The purpose of the thesis is to research whether Hidden Markov models (HMM) can be combined with a dynamic asset allocation strategy to control the maximum drawdown and the overall risk of a portfolio. As such, two-state Gaussian HMMs will be trained with time-varying parameters using both maximum-likelihood and jump estimation procedures. This is followed by an involved simulation study focused on testing whether the models are able to converge towards the true parameters when the data is simulated from a mixture of Gaussian and t-distributions. The analysis finds strong convergence for both models when the data is simulated from the Gaussian distribution, however, when training the models on data simulated from a mixture of t-distributions, the jump model is found to be more robust. Furthermore, by extending on the previous literature by Rydén et. al (1998), Bulla (2011) and Nystrup (2017), the thesis examines how the models replicate the stylized facts of financial returns. The results show that both models are able to somewhat reproduce the stylized facts, although the jump model achieves better results, particularly when it comes to reproducing the long memory of financial returns. In the final section, the analysis combines the HMMs with a model predictive control (MPC) framework, in which the primary objective is risk control, mostly evaluated through a reduction in drawdowns and standard deviations. The analysis finds that the implementation of a dynamic regime-based approach with daily portfolio rebalancings does not lead to a loss in mean-variance efficiency, even after trading costs. Lastly, the portfolio exercise finds a substantial improvement in performance measured through Sharpe and Calmar ratios, when the MPC portfolios are benchmarked against alternative portfolios. Finally, the authors contribute to the literature by publishing the open-source package HMMpy† , since there do not currently exist any packages for training HMMs using the jump estimation approach.

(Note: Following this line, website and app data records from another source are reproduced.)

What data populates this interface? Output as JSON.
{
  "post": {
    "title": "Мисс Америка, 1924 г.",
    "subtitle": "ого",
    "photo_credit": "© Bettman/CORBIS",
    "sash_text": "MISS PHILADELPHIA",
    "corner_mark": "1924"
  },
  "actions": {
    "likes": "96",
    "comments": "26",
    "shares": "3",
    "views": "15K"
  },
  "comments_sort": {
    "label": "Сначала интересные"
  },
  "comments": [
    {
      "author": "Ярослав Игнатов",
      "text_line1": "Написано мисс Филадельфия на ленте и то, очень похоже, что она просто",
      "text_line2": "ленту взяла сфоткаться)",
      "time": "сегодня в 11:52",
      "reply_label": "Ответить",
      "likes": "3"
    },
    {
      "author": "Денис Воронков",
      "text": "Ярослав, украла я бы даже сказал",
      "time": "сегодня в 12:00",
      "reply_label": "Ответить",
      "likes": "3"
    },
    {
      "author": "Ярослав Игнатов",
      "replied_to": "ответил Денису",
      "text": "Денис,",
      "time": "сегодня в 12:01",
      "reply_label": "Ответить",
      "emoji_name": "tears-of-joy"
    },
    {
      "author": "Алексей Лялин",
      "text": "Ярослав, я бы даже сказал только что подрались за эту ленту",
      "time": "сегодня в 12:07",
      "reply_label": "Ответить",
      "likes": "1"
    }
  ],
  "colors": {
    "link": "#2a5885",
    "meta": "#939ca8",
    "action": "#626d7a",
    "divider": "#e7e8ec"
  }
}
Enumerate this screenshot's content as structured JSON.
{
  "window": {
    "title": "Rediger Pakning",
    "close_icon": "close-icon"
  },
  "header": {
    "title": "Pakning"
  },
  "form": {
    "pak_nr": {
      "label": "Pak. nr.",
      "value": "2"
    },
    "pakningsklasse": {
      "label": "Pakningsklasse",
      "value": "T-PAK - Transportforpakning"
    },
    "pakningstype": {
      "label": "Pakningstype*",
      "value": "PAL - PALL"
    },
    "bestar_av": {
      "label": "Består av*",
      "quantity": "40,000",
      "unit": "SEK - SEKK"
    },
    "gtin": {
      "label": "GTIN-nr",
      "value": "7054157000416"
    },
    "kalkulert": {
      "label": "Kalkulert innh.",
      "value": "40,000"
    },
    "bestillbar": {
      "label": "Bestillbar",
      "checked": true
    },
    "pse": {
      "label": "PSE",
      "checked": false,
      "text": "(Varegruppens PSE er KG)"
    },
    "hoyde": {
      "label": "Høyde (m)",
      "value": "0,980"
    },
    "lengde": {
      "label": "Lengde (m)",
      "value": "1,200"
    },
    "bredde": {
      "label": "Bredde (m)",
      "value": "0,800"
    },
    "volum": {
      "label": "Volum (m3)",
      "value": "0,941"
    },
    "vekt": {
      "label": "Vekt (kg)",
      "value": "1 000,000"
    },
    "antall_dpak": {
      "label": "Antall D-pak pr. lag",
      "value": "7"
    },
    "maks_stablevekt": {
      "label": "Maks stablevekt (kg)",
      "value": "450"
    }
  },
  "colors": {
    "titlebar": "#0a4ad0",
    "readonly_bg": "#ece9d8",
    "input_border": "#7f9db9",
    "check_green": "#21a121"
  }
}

|Educations||MSc in Finance and Investments, (Graduate Programme) Final Thesis|
|Number of pages||119|